• **WHAT NEEDS TO BE DONE**
Starting from the first line below, count the lines carrying the string "will" and answer with the count by itself.

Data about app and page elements
"""

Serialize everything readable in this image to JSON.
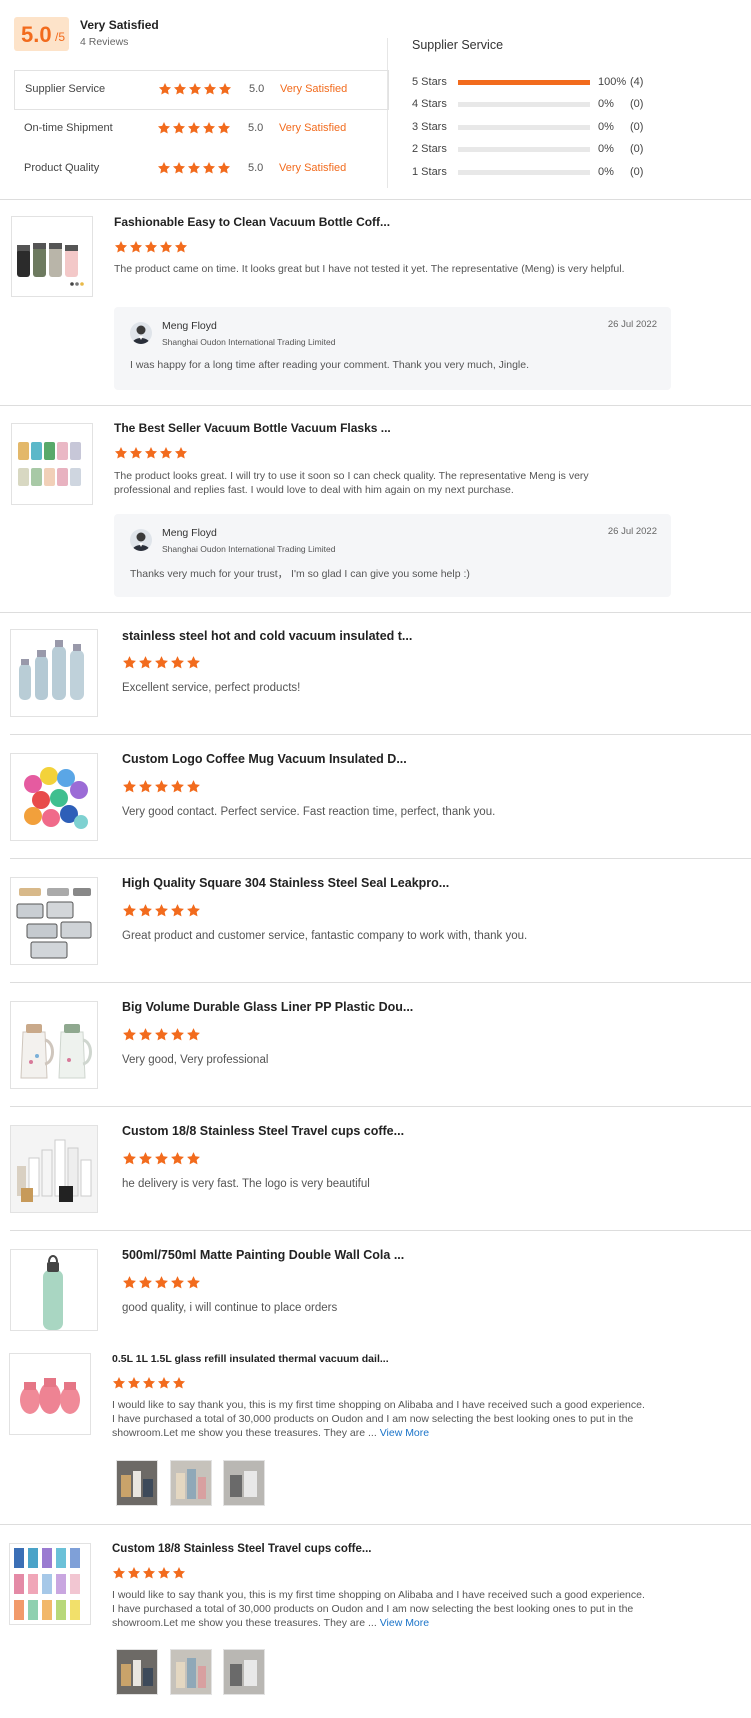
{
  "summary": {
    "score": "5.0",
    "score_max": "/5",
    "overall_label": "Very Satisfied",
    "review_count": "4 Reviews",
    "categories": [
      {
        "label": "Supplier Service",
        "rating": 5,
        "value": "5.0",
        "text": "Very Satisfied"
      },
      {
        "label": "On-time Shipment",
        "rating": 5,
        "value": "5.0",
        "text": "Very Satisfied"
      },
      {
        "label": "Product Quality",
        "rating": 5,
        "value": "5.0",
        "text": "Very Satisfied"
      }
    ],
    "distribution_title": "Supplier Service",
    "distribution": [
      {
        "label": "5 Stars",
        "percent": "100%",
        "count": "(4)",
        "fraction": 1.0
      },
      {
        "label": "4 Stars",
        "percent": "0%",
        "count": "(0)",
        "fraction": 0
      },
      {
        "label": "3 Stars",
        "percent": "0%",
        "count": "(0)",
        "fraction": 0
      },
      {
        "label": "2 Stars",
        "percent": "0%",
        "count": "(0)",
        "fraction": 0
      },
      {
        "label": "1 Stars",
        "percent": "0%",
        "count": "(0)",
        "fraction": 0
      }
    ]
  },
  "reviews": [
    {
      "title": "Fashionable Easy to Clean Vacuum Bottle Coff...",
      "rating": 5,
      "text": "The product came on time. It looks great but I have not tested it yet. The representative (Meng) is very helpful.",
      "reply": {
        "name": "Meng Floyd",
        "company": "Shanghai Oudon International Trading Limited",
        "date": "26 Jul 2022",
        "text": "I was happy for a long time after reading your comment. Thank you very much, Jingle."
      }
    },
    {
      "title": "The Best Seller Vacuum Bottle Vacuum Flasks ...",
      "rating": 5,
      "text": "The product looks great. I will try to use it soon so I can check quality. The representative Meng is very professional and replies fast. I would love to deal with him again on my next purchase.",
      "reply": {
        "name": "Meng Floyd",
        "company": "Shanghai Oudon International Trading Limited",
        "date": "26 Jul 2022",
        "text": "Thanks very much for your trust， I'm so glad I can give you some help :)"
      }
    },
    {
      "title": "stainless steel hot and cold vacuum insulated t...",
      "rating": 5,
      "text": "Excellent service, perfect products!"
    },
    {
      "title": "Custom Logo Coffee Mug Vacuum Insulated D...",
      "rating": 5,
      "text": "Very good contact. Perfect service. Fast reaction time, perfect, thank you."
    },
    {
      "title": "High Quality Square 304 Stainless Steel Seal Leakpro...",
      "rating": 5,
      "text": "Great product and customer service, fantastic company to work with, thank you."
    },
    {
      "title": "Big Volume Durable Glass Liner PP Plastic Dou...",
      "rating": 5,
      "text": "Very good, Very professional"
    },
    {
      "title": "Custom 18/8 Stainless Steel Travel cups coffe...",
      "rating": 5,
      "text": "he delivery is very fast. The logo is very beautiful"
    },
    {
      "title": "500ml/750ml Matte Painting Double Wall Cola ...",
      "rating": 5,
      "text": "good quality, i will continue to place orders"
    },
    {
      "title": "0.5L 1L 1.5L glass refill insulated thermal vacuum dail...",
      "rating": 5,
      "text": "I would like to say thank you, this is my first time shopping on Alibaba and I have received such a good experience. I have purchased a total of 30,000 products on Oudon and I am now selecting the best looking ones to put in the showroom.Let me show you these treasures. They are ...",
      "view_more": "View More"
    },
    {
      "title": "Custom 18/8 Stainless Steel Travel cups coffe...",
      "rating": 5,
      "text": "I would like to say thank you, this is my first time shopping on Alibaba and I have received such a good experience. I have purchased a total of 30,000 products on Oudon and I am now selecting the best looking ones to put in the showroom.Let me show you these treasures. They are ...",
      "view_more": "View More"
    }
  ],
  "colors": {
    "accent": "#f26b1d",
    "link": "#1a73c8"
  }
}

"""

• **EXERCISE OUTPUT**
2